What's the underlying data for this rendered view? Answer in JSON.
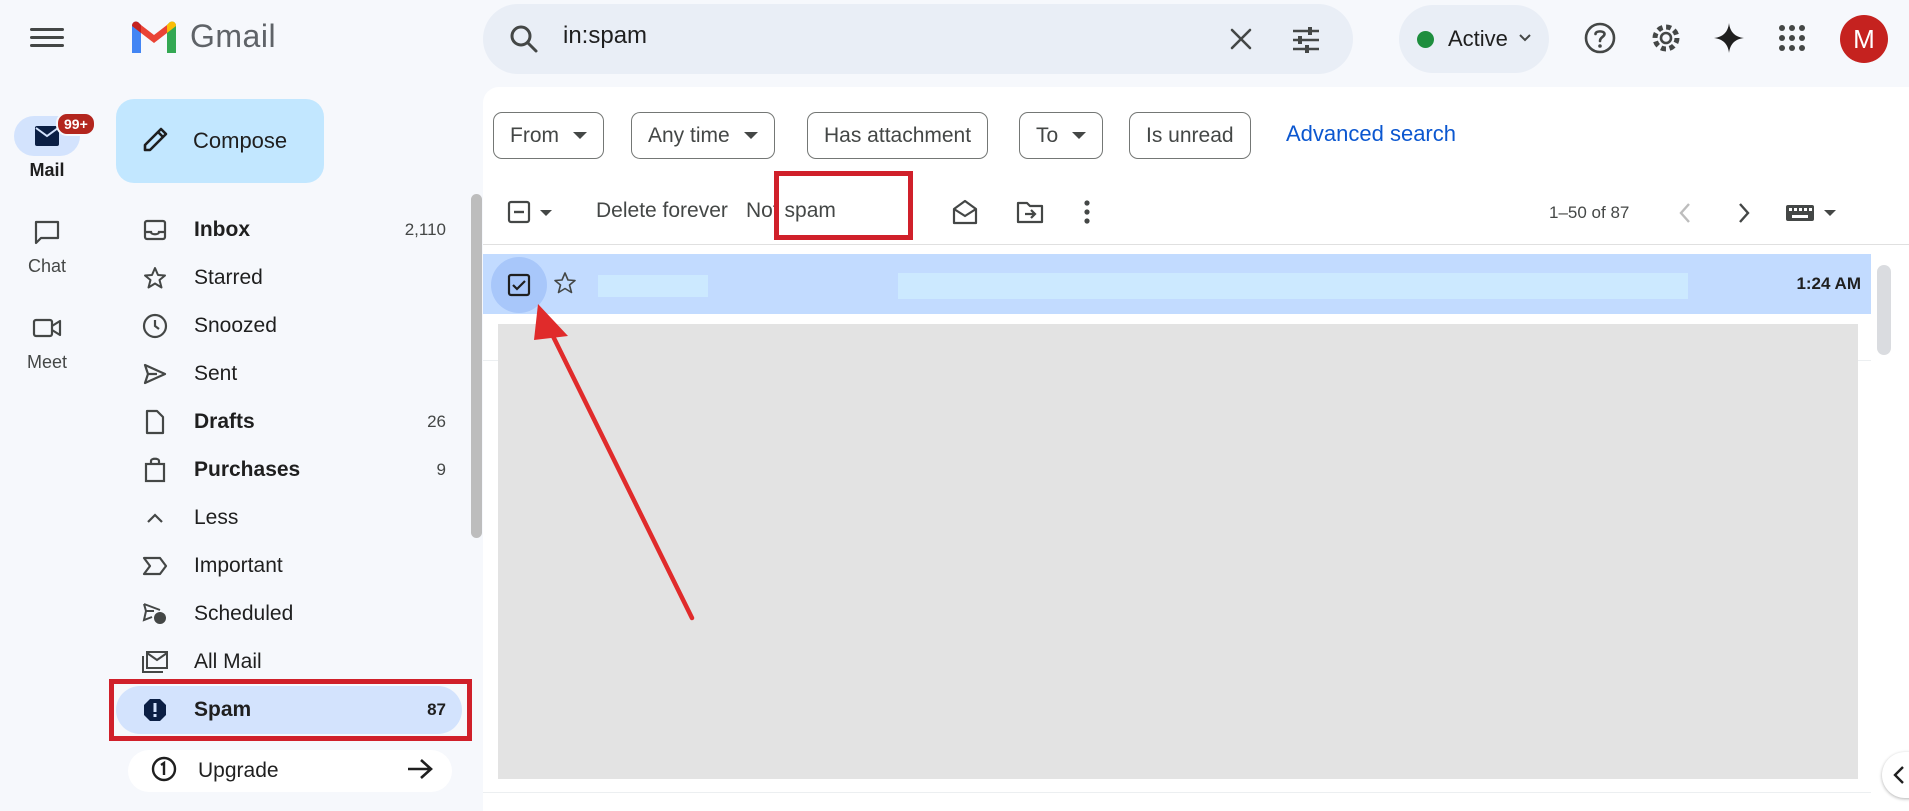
{
  "rail": {
    "items": [
      {
        "label": "Mail",
        "badge": "99+"
      },
      {
        "label": "Chat"
      },
      {
        "label": "Meet"
      }
    ]
  },
  "header": {
    "logo_text": "Gmail",
    "search_value": "in:spam",
    "status": "Active",
    "avatar_letter": "M"
  },
  "sidebar": {
    "compose_label": "Compose",
    "items": [
      {
        "label": "Inbox",
        "count": "2,110"
      },
      {
        "label": "Starred",
        "count": ""
      },
      {
        "label": "Snoozed",
        "count": ""
      },
      {
        "label": "Sent",
        "count": ""
      },
      {
        "label": "Drafts",
        "count": "26"
      },
      {
        "label": "Purchases",
        "count": "9"
      },
      {
        "label": "Less",
        "count": ""
      },
      {
        "label": "Important",
        "count": ""
      },
      {
        "label": "Scheduled",
        "count": ""
      },
      {
        "label": "All Mail",
        "count": ""
      },
      {
        "label": "Spam",
        "count": "87"
      }
    ],
    "upgrade_label": "Upgrade"
  },
  "filters": {
    "chips": [
      "From",
      "Any time",
      "Has attachment",
      "To",
      "Is unread"
    ],
    "advanced_search": "Advanced search"
  },
  "toolbar": {
    "delete_forever": "Delete forever",
    "not_spam": "Not spam",
    "pager": "1–50 of 87"
  },
  "messages": [
    {
      "time": "1:24 AM",
      "selected": true
    }
  ],
  "colors": {
    "accent": "#0b57d0",
    "highlight": "#d0202a",
    "selected_row": "#c2dbff",
    "compose": "#c2e7ff"
  }
}
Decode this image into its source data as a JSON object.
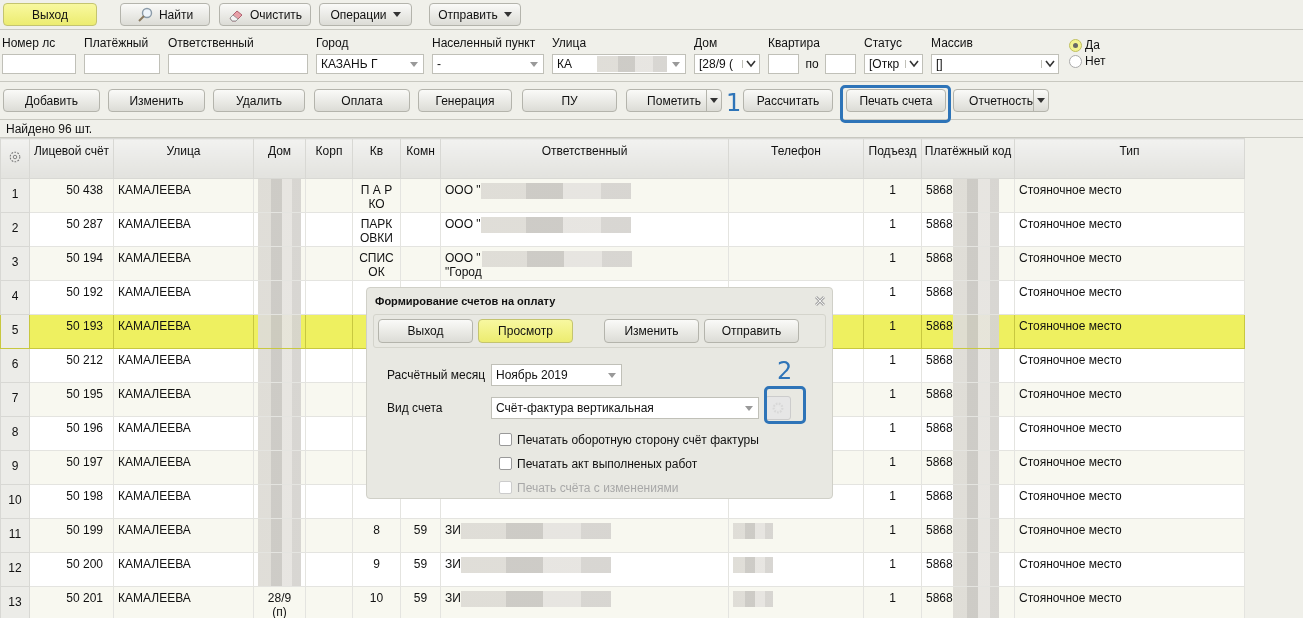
{
  "toolbar": [
    {
      "label": "Выход",
      "kind": "primary"
    },
    {
      "label": "Найти",
      "kind": "search"
    },
    {
      "label": "Очистить",
      "kind": "eraser"
    },
    {
      "label": "Операции",
      "kind": "dropdown"
    },
    {
      "label": "Отправить",
      "kind": "dropdown"
    }
  ],
  "filters": [
    {
      "label": "Номер лс",
      "kind": "text"
    },
    {
      "label": "Платёжный",
      "kind": "text"
    },
    {
      "label": "Ответственный",
      "kind": "text"
    },
    {
      "label": "Город",
      "kind": "combo",
      "value": "КАЗАНЬ Г"
    },
    {
      "label": "Населенный пункт",
      "kind": "combo",
      "value": "-"
    },
    {
      "label": "Улица",
      "kind": "combo",
      "value": "КА",
      "redacted": true
    },
    {
      "label": "Дом",
      "kind": "select",
      "value": "[28/9 ("
    },
    {
      "label": "Квартира",
      "kind": "range",
      "separator": "по"
    },
    {
      "label": "Статус",
      "kind": "select",
      "value": "[Откр"
    },
    {
      "label": "Массив",
      "kind": "select",
      "value": "[]"
    }
  ],
  "radios": [
    {
      "label": "Да",
      "selected": true
    },
    {
      "label": "Нет",
      "selected": false
    }
  ],
  "actions": [
    {
      "label": "Добавить",
      "kind": "plain"
    },
    {
      "label": "Изменить",
      "kind": "plain"
    },
    {
      "label": "Удалить",
      "kind": "plain"
    },
    {
      "label": "Оплата",
      "kind": "plain"
    },
    {
      "label": "Генерация",
      "kind": "plain"
    },
    {
      "label": "ПУ",
      "kind": "plain"
    },
    {
      "label": "Пометить",
      "kind": "split"
    },
    {
      "label": "Рассчитать",
      "kind": "plain"
    },
    {
      "label": "Печать счета",
      "kind": "plain"
    },
    {
      "label": "Отчетность",
      "kind": "split"
    }
  ],
  "status": "Найдено 96 шт.",
  "table": {
    "columns": [
      "Лицевой счёт",
      "Улица",
      "Дом",
      "Корп",
      "Кв",
      "Комн",
      "Ответственный",
      "Телефон",
      "Подъезд",
      "Платёжный код",
      "Тип"
    ],
    "rows": [
      {
        "num": "1",
        "account": "50 438",
        "street": "КАМАЛЕЕВА",
        "house": {
          "redacted": true
        },
        "kv": "П А РКО",
        "resp": {
          "text": "ООО \"",
          "redacted": true
        },
        "entrance": "1",
        "paycode": {
          "text": "5868",
          "redacted": true
        },
        "type": "Стояночное место",
        "selected": false
      },
      {
        "num": "2",
        "account": "50 287",
        "street": "КАМАЛЕЕВА",
        "house": {
          "redacted": true
        },
        "kv": "ПАРКОВКИ",
        "resp": {
          "text": "ООО \"",
          "redacted": true
        },
        "entrance": "1",
        "paycode": {
          "text": "5868",
          "redacted": true
        },
        "type": "Стояночное место",
        "selected": false
      },
      {
        "num": "3",
        "account": "50 194",
        "street": "КАМАЛЕЕВА",
        "house": {
          "redacted": true
        },
        "kv": "СПИСОК",
        "resp": {
          "text": "ООО \"\n\"Город",
          "redacted": true
        },
        "entrance": "1",
        "paycode": {
          "text": "5868",
          "redacted": true
        },
        "type": "Стояночное место",
        "selected": false
      },
      {
        "num": "4",
        "account": "50 192",
        "street": "КАМАЛЕЕВА",
        "house": {
          "redacted": true
        },
        "entrance": "1",
        "paycode": {
          "text": "5868",
          "redacted": true
        },
        "type": "Стояночное место",
        "selected": false
      },
      {
        "num": "5",
        "account": "50 193",
        "street": "КАМАЛЕЕВА",
        "house": {
          "redacted": true
        },
        "entrance": "1",
        "paycode": {
          "text": "5868",
          "redacted": true
        },
        "type": "Стояночное место",
        "selected": true
      },
      {
        "num": "6",
        "account": "50 212",
        "street": "КАМАЛЕЕВА",
        "house": {
          "redacted": true
        },
        "entrance": "1",
        "paycode": {
          "text": "5868",
          "redacted": true
        },
        "type": "Стояночное место",
        "selected": false
      },
      {
        "num": "7",
        "account": "50 195",
        "street": "КАМАЛЕЕВА",
        "house": {
          "redacted": true
        },
        "entrance": "1",
        "paycode": {
          "text": "5868",
          "redacted": true
        },
        "type": "Стояночное место",
        "selected": false
      },
      {
        "num": "8",
        "account": "50 196",
        "street": "КАМАЛЕЕВА",
        "house": {
          "redacted": true
        },
        "entrance": "1",
        "paycode": {
          "text": "5868",
          "redacted": true
        },
        "type": "Стояночное место",
        "selected": false
      },
      {
        "num": "9",
        "account": "50 197",
        "street": "КАМАЛЕЕВА",
        "house": {
          "redacted": true
        },
        "entrance": "1",
        "paycode": {
          "text": "5868",
          "redacted": true
        },
        "type": "Стояночное место",
        "selected": false
      },
      {
        "num": "10",
        "account": "50 198",
        "street": "КАМАЛЕЕВА",
        "house": {
          "redacted": true
        },
        "entrance": "1",
        "paycode": {
          "text": "5868",
          "redacted": true
        },
        "type": "Стояночное место",
        "selected": false
      },
      {
        "num": "11",
        "account": "50 199",
        "street": "КАМАЛЕЕВА",
        "house": {
          "redacted": true
        },
        "kv": "8",
        "komn": "59",
        "resp": {
          "text": "ЗИ",
          "redacted": true
        },
        "phone": {
          "redacted": true
        },
        "entrance": "1",
        "paycode": {
          "text": "5868",
          "redacted": true
        },
        "type": "Стояночное место",
        "selected": false
      },
      {
        "num": "12",
        "account": "50 200",
        "street": "КАМАЛЕЕВА",
        "house": {
          "redacted": true
        },
        "kv": "9",
        "komn": "59",
        "resp": {
          "text": "ЗИ",
          "redacted": true
        },
        "phone": {
          "redacted": true
        },
        "entrance": "1",
        "paycode": {
          "text": "5868",
          "redacted": true
        },
        "type": "Стояночное место",
        "selected": false
      },
      {
        "num": "13",
        "account": "50 201",
        "street": "КАМАЛЕЕВА",
        "house": {
          "text": "28/9\n(п)"
        },
        "kv": "10",
        "komn": "59",
        "resp": {
          "text": "ЗИ",
          "redacted": true
        },
        "phone": {
          "redacted": true
        },
        "entrance": "1",
        "paycode": {
          "text": "5868",
          "redacted": true
        },
        "type": "Стояночное место",
        "selected": false
      }
    ]
  },
  "dialog": {
    "title": "Формирование счетов на оплату",
    "buttons": [
      {
        "label": "Выход",
        "selected": false
      },
      {
        "label": "Просмотр",
        "selected": true
      },
      {
        "label": "Изменить",
        "selected": false
      },
      {
        "label": "Отправить",
        "selected": false
      }
    ],
    "month": {
      "label": "Расчётный месяц",
      "value": "Ноябрь 2019"
    },
    "invoice_type": {
      "label": "Вид счета",
      "value": "Счёт-фактура вертикальная"
    },
    "checkboxes": [
      {
        "label": "Печатать оборотную сторону счёт фактуры",
        "checked": false,
        "disabled": false
      },
      {
        "label": "Печатать акт выполненых работ",
        "checked": false,
        "disabled": false
      },
      {
        "label": "Печать счёта с изменениями",
        "checked": false,
        "disabled": true
      }
    ]
  },
  "callouts": [
    "1",
    "2"
  ]
}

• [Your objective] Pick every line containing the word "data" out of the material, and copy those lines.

• [Your solution]
What's the underlying data for this rendered view? Answer in JSON.
Decode this image into its source data as a JSON object.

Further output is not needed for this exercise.